Immediately after the revolution, Iran nationalized its oil industry, its main source of hard currency. Its new leaders also seized industries tied to the shah or companies of those who fled the country. Shiite charitable trusts, known as bonyads, also amassed vast holdings, as has Iran's paramilitary Revolutionary Guard.
Today, economists consider Iran's a "transition" economy, meaning it is shifting from state control to being driven by a free market. However, some firms that moved into private ownership have seen the businesses collapse, leaving workers without pensions and fueling some sporadic protests.
"No week comes to an end without the closure of 10 to 50 companies," said Masoud Khansari, the head of Tehran's Chamber of Commerce. "Last year, 800 out of 1,500 contractor companies in the oil sector collapsed."
Iran's oil industry never fully recovered from a strike that paralyzed it before the shah's departure. Prior to the revolution, Iran pumped about 6 million barrels of oil a day. In January, it pumped 2.7 million.
There are bright spots. Iran's per capita income has more than doubled since the revolution to $4,838 in 2018. Iran has more than 100,000 locally trained doctors and 18,000 medical centers, and it produces 95 percent of its own medicine, according to government statistics. Life expectancy is around 75, as opposed to about 57 before the revolution. Nearly every Iranian can read.
But for the average person, the only numbers they really care about are those at the cash register at neighborhood grocery stores.
"Unfortunately, high prices have become crippling for people," lawmaker Mohammad Reza Sabaghian said. "Some goods have seen up to a 200 percent increase in prices."
Staples like meat have grown more expensive. Lamb has reached to nearly $5 a pound, up from $3. Chicken is 70 cents a pound, up from 40 cents.
Analysts suspect part of the problem may be the U.S. sanctions. As the rial falls, livestock breeders likely want the hard currency they can get selling the meat in neighboring countries. Iran produces nearly 90 percent of its domestic demand for meat, but it imports related items like medicine and corn.
The meat crisis has become a cudgel for government hard-liners who are eager to weaken the administration of President Hassan Rouhani, a relatively moderate cleric within the theocracy. State television repeatedly broadcasts stories about long lines at government-subsidized grocery stores, with those waiting criticizing Rouhani's administration.
"The bones of the people are shattering under pressure of poverty," said Kazem Sedighi, an adviser to Supreme Leader Ayatollah Ali Khamenei.
In a dig at Rouhani, Sedighi added: "Economic problems exist, but some officials are careless about the problems."

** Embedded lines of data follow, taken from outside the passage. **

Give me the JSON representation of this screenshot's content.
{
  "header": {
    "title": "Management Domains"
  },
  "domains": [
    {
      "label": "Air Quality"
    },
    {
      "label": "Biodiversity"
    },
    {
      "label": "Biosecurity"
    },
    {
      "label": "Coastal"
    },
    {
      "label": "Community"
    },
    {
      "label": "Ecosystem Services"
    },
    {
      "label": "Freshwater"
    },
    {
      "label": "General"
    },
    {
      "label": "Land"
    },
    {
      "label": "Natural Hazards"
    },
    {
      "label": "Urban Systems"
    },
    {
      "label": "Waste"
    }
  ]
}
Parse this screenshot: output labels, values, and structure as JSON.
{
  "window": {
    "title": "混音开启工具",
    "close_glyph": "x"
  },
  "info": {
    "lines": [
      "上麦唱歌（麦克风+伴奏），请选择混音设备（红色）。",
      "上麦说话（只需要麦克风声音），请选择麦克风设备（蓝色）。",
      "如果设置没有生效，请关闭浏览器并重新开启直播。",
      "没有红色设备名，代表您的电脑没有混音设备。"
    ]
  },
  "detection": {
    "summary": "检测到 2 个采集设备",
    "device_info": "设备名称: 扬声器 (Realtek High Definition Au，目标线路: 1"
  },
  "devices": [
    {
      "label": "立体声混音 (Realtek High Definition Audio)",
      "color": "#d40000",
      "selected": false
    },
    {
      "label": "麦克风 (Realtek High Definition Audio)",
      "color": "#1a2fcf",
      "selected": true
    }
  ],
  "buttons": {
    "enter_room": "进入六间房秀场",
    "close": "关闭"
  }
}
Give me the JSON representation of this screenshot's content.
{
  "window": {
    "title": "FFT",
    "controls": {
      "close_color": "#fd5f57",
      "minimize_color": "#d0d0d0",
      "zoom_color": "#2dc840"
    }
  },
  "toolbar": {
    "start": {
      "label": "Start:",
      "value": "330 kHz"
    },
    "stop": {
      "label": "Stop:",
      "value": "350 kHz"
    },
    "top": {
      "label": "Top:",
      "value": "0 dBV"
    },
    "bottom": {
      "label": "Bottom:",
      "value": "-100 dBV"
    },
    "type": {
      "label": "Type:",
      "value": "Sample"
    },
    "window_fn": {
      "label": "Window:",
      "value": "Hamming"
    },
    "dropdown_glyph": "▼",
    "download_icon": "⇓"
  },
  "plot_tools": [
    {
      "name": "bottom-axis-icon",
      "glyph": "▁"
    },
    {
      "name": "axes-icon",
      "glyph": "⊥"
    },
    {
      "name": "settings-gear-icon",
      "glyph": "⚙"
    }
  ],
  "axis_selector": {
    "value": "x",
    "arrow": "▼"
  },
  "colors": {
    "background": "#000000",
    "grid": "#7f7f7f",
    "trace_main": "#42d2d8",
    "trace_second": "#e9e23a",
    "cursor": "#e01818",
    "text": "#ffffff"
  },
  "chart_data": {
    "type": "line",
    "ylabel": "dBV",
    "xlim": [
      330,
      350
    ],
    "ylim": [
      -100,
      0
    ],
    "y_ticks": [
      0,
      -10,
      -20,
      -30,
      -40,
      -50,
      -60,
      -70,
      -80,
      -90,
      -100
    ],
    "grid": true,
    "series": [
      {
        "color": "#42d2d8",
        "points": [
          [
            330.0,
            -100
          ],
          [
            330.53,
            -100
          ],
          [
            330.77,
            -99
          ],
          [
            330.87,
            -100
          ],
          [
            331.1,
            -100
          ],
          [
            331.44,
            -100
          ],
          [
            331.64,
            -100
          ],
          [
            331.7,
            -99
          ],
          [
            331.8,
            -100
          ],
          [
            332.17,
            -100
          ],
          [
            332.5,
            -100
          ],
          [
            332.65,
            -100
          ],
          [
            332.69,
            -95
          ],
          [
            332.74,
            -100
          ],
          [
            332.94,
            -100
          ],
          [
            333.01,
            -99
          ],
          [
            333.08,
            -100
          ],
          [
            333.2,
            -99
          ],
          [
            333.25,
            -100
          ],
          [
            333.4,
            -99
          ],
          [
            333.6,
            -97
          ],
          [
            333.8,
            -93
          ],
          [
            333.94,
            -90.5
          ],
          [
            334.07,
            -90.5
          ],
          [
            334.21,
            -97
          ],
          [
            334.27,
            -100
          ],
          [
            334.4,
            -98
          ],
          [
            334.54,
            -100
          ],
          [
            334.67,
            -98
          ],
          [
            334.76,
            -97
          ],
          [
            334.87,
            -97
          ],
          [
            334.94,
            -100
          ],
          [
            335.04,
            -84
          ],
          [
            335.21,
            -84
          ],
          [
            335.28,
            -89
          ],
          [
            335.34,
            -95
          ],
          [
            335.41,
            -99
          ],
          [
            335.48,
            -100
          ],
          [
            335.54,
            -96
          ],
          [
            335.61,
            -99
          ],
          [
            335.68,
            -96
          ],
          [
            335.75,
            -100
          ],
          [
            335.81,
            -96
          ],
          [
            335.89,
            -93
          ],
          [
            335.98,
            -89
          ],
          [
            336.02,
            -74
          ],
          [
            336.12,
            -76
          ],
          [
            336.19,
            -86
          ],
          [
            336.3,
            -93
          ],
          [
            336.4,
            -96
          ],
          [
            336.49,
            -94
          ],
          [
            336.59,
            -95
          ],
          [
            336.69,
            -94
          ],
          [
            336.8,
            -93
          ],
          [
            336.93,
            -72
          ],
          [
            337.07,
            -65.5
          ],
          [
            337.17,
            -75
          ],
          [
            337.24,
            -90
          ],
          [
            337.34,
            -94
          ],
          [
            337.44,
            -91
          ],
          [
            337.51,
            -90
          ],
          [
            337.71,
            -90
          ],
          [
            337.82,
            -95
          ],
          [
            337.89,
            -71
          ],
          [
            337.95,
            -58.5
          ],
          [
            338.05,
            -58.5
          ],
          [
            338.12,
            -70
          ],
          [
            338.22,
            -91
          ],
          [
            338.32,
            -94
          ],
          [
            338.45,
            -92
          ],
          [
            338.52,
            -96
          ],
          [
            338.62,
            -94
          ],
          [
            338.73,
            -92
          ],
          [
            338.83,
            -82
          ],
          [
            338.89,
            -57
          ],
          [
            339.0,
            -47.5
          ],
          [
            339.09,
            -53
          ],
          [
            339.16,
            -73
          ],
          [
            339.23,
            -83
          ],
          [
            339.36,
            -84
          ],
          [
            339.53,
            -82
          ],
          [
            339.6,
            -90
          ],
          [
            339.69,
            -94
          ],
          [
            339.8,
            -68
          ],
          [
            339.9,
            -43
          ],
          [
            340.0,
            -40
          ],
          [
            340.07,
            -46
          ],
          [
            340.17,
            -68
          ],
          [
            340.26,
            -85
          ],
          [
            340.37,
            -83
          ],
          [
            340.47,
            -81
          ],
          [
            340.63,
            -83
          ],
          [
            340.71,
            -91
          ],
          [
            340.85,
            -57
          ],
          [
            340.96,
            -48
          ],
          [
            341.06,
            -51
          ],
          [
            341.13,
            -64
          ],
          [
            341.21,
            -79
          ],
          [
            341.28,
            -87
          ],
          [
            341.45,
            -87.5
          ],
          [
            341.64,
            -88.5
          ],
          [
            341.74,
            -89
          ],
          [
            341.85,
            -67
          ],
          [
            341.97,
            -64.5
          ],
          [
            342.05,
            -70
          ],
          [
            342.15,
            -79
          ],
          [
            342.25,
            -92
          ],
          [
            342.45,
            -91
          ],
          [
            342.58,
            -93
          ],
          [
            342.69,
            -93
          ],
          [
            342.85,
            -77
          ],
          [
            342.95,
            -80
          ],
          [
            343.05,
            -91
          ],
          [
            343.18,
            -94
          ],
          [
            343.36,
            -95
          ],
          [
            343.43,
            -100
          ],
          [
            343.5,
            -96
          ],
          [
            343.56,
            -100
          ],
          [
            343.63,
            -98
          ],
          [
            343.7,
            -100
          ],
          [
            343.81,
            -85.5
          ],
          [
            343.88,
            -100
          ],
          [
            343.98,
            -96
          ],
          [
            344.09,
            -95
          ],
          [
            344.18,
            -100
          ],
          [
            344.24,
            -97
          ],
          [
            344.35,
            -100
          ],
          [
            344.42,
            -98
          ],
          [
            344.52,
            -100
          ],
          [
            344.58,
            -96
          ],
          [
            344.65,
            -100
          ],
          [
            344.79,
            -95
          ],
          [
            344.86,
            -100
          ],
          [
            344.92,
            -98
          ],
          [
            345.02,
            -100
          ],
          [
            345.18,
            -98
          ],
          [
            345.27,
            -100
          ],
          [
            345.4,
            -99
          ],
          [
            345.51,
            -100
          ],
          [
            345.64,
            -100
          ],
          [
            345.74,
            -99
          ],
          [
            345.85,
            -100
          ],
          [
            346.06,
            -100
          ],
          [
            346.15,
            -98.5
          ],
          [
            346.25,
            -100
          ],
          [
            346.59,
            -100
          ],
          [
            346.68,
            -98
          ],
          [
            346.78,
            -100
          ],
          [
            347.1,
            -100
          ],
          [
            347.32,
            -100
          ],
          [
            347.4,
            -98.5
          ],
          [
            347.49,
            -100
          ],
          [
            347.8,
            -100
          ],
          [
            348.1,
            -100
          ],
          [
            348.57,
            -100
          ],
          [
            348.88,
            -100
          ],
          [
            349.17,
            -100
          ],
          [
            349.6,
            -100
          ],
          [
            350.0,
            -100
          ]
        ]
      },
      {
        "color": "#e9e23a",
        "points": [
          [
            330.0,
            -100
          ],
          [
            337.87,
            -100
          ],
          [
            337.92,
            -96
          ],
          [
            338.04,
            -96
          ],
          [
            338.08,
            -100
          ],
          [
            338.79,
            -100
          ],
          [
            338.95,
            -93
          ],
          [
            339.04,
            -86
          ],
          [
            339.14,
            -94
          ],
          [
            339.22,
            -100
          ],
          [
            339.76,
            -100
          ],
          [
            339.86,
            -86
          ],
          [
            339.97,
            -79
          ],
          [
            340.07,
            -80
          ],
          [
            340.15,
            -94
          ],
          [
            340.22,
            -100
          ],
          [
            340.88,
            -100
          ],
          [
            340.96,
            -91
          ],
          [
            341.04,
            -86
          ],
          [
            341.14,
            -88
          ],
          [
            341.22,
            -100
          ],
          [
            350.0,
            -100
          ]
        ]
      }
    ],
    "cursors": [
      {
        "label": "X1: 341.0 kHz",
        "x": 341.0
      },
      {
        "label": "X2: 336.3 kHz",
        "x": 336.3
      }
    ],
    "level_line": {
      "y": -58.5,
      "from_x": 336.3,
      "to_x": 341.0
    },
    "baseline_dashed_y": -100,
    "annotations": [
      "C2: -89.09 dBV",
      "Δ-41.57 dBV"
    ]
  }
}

Part of Rouhani's problem is Washington and the sanctions it restored in November. Germany, France and Britain, which have worked to preserve the nuclear deal, announced earlier this month that they have established a new system so their companies can continue trading with Iran without incurring U.S. penalties for doing so.
However, that system has yet to come into effect, and the strains on Iran are clear. Efforts to import government-subsidized meat from abroad through the military saw a cargo plane crash in January, killing 15 people.
Yet the lines at stores continue daily.
"Every day, the radio and TV are reporting about the trial of those officials who took public funds for themselves, but there's no change in our life," said Assad Azari, a 63-year-old retired teacher and father of three waiting in line. "We poor people shouldn't have to wait hours for two kilos (4.4 pounds) of budget meat."